What this task involves
Which lines mention "Party"? Show each one from the listing.

═══ Records for the exercise ═══

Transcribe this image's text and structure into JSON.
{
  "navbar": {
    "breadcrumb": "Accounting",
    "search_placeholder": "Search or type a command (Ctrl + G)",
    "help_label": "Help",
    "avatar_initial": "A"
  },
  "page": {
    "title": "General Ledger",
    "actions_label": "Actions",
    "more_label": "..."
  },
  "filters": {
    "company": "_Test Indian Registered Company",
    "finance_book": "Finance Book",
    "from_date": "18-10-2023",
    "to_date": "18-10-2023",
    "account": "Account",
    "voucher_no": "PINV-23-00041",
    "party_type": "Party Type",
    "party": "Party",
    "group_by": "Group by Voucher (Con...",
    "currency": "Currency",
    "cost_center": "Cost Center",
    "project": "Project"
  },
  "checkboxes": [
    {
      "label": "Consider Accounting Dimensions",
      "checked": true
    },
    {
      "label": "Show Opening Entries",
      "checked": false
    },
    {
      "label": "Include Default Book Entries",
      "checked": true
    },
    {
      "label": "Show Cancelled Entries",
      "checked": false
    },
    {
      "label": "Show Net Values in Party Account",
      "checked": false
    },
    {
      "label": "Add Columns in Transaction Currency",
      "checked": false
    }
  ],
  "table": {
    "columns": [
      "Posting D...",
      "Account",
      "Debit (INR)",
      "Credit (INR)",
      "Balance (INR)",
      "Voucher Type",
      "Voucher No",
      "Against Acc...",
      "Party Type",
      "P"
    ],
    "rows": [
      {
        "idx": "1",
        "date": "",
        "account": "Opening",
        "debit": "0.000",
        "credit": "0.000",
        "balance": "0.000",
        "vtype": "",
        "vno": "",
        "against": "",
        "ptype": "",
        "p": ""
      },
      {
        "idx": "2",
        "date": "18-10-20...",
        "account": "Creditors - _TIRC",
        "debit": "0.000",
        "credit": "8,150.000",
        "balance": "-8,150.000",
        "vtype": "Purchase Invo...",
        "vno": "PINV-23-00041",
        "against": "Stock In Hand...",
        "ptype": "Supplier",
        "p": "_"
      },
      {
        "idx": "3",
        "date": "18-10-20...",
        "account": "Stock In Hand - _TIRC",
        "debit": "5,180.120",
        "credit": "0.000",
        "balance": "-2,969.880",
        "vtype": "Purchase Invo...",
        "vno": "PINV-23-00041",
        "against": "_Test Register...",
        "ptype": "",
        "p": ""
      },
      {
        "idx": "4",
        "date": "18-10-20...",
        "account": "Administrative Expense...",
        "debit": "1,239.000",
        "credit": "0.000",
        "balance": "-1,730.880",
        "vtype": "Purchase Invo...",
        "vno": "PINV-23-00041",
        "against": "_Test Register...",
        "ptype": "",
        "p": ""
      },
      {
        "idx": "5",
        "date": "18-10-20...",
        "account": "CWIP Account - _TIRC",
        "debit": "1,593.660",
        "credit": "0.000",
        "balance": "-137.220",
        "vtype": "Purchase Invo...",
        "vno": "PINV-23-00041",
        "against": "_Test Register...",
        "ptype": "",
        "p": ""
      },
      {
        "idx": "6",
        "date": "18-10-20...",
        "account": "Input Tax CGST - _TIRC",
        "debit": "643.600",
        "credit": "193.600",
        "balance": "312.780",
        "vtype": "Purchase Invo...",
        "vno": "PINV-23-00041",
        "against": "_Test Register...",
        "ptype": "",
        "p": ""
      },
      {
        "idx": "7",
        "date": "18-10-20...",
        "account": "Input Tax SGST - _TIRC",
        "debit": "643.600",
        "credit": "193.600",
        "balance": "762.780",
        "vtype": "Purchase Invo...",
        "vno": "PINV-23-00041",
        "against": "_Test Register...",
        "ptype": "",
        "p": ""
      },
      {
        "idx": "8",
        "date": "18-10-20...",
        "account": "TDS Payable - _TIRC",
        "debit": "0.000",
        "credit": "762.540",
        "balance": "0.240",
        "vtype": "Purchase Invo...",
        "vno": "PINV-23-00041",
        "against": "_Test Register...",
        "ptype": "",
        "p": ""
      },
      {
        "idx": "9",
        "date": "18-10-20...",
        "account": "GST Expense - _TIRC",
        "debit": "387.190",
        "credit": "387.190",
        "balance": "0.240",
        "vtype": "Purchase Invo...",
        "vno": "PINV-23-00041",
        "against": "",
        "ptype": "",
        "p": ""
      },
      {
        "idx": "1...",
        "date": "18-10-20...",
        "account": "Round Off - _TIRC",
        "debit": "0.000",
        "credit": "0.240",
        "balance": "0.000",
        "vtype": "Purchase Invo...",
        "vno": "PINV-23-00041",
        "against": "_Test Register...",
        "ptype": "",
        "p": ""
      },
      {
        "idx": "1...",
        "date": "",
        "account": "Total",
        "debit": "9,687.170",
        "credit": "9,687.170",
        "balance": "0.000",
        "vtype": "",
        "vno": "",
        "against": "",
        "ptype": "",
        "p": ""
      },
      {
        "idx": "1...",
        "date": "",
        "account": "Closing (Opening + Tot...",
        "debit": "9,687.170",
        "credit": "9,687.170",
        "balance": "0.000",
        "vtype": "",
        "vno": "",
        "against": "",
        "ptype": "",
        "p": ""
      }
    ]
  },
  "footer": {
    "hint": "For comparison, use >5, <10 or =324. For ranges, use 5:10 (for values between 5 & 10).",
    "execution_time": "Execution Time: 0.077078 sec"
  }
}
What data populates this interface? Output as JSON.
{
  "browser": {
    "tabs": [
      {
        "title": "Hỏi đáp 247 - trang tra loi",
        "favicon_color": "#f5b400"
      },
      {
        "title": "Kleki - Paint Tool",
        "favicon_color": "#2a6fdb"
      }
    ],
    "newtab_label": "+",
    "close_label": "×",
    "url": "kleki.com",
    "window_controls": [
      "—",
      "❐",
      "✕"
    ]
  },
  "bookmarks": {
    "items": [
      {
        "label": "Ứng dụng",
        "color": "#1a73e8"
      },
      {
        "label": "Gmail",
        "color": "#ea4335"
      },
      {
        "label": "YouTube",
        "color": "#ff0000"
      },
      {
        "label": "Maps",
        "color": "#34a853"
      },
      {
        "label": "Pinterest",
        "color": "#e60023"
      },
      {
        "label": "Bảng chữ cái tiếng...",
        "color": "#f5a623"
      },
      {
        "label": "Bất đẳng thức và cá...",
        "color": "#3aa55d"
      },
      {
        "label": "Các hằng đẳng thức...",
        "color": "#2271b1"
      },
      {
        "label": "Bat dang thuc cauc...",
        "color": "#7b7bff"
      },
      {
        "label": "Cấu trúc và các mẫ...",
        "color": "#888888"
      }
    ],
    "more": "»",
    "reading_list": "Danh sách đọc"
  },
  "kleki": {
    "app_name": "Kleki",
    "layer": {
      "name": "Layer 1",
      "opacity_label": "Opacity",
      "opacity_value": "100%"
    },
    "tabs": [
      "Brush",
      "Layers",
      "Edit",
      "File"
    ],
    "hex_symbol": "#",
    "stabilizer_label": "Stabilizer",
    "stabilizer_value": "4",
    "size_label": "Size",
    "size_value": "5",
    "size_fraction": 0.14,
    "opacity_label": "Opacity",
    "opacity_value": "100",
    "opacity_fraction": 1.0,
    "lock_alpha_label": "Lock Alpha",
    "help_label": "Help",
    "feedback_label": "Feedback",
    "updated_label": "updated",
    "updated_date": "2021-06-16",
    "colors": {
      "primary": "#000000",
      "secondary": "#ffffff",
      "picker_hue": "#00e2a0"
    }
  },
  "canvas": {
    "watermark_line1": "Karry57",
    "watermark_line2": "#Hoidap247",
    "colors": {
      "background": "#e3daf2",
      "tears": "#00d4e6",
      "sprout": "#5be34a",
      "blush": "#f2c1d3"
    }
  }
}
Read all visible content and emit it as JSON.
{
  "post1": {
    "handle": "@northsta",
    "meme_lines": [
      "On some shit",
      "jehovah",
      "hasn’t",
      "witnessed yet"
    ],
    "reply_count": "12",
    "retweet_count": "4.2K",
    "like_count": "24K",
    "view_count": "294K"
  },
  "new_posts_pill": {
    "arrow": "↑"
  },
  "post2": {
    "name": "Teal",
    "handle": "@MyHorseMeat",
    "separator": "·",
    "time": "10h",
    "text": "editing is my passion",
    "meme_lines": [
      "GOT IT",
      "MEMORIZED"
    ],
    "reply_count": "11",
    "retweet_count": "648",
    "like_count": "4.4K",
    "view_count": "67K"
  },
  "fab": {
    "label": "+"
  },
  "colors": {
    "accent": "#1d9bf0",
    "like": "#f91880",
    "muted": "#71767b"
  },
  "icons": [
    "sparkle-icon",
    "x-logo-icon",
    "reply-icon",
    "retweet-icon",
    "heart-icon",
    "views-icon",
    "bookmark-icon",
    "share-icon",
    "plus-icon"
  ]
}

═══

Finished task
    "party_type": "Party Type",
    "party": "Party",
      "label": "Show Net Values in Party Account",
      "Party Type",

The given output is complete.